Bill continued making this argument until a few weeks before his death. In a Huffington Post article entitled “Obama’s Drug Problem” that appeared on January 26, Bill again proved that he was a fighter for justice until the end. Never one to pull his punches, he pointed out both the hypocrisy and systemic corruption of the war on drugs:
Barack Obama admits to having tried cocaine and marijuana but has overseen the largest increase in imprisonment for drug possession in the country’s history…. Law-enforcement agencies are themselves “addicted” to drugs. They have grown dependent on the crime-fighting statistics generated by drug arrests. The employment of prison staff depends on extraordinary rates of incarceration. The money that law-enforcement agencies generate from confiscating property seized in drug busts funds equipment, enhances salaries and pays for weapons.
Bill Chambliss was a towering figure in sociology. The author or co-author of nearly two-dozen monographs and edited books, along with countless chapters, journal articles, and popular pieces, he received numerous prestigious awards throughout his career. Among these are the Presidencies of the American Criminological Society and the Society for the Study of Social Problems, previously mentioned; Lifetime Achievement Awards from the American Sociological Association’s sections on Criminology (1985) and the Sociology of Law (2009), as well as the Society for the Study of Social Problem’s section on Law and Society (2009); the American Criminological Society’s Major Achievement Award (1995) and Edwin H. Sutherland Award (2001); and the Academy of Criminal Justice Sciences Bruce Smith Sr. Distinguished Leadership in Criminal Justice Award (1986). In 2008 Bill gave the Beto Chair Lecture in Criminal Justice at Sam Houston State University, and the following year he received an honorary Doctorate of Law from the University of Guelph, Canada.
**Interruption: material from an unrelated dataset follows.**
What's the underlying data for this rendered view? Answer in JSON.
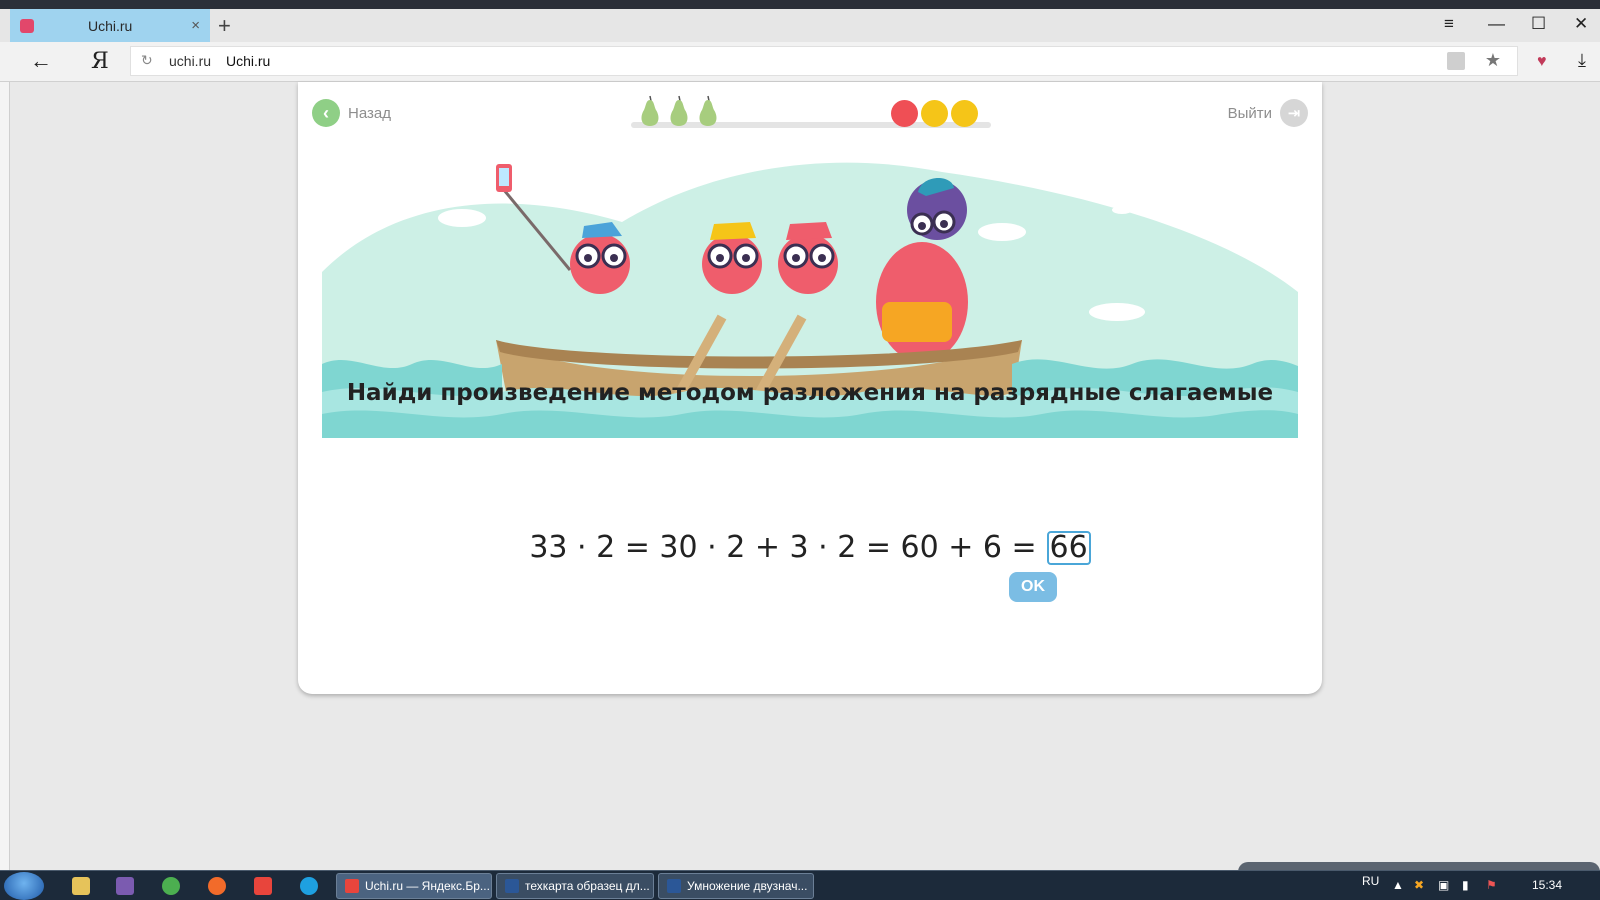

Reflecting his role as a teacher-scholar, mentor for many of today’s leading criminologists and sociologists of law as well as thousands of students throughout his career, Bill received a singular honor from the Society for the Study of Social Problems in 2012: the creation of the William J. Chambliss Lifetime Achievement Award “to recognize career-spanning excellence and achievement in the area of law and society.”
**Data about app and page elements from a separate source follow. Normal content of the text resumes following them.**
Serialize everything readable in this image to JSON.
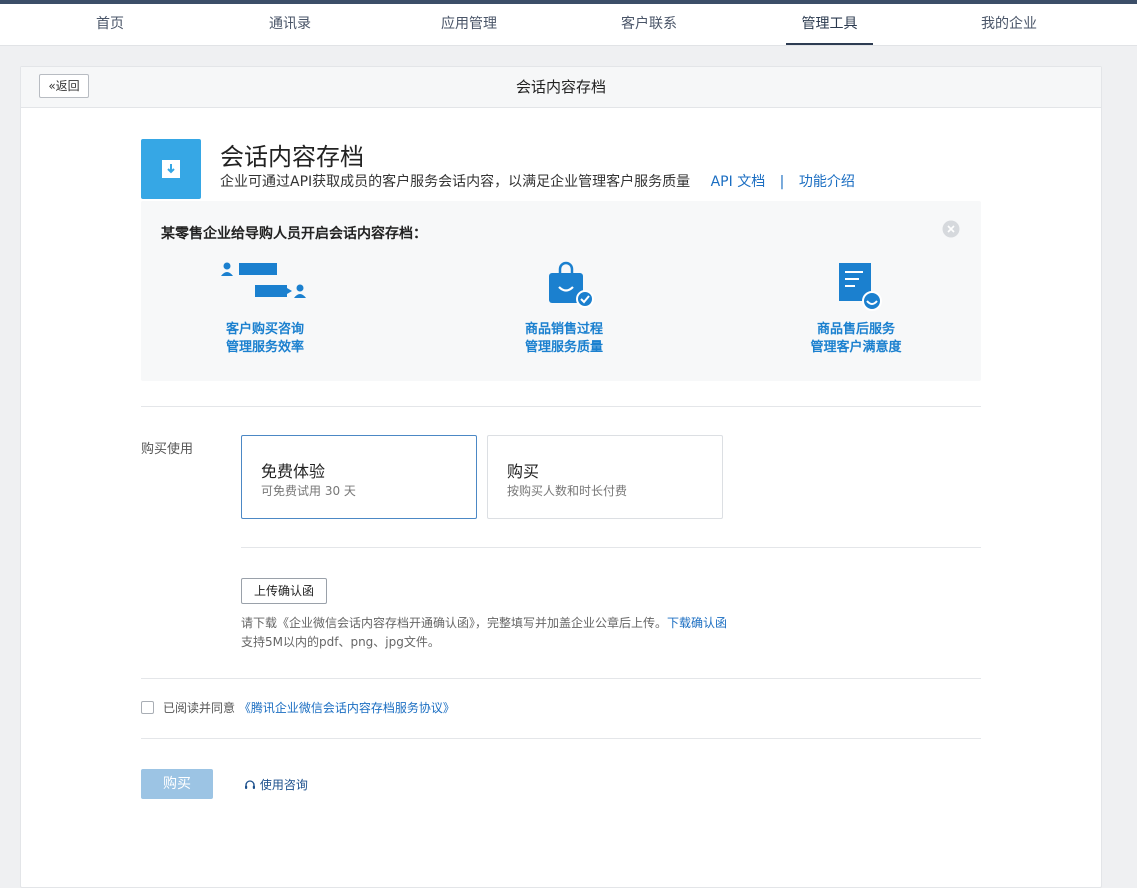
{
  "nav": {
    "items": [
      "首页",
      "通讯录",
      "应用管理",
      "客户联系",
      "管理工具",
      "我的企业"
    ],
    "active_index": 4
  },
  "page": {
    "back_label": "返回",
    "title": "会话内容存档"
  },
  "hero": {
    "icon": "download-archive-icon",
    "title": "会话内容存档",
    "description": "企业可通过API获取成员的客户服务会话内容，以满足企业管理客户服务质量",
    "api_link": "API 文档",
    "separator": "|",
    "intro_link": "功能介绍"
  },
  "tip": {
    "title": "某零售企业给导购人员开启会话内容存档：",
    "features": [
      {
        "icon": "chat-consult-icon",
        "line1": "客户购买咨询",
        "line2": "管理服务效率"
      },
      {
        "icon": "shopping-bag-check-icon",
        "line1": "商品销售过程",
        "line2": "管理服务质量"
      },
      {
        "icon": "document-smile-icon",
        "line1": "商品售后服务",
        "line2": "管理客户满意度"
      }
    ]
  },
  "purchase": {
    "label": "购买使用",
    "options": [
      {
        "title": "免费体验",
        "subtitle": "可免费试用 30 天",
        "selected": true
      },
      {
        "title": "购买",
        "subtitle": "按购买人数和时长付费",
        "selected": false
      }
    ]
  },
  "upload": {
    "button_label": "上传确认函",
    "note_text": "请下载《企业微信会话内容存档开通确认函》，完整填写并加盖企业公章后上传。",
    "download_link": "下载确认函",
    "format_note": "支持5M以内的pdf、png、jpg文件。"
  },
  "agreement": {
    "checked": false,
    "prefix": "已阅读并同意",
    "link": "《腾讯企业微信会话内容存档服务协议》"
  },
  "actions": {
    "buy_label": "购买",
    "consult_label": "使用咨询"
  },
  "colors": {
    "accent": "#1b6ec2",
    "icon_blue": "#36a7e5",
    "feature_blue": "#1b80cf",
    "buy_disabled": "#9cc4e4",
    "top_bar": "#3c4e68"
  }
}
Bill will be greatly missed by his wife Pernille, his sons Jeff and James, and daughter Lauren, his grandchildren, his students, his many friends. His legacy will live on in their memories, his writings, and the imprint he has left as a scholar who was never afraid to speak truth to power.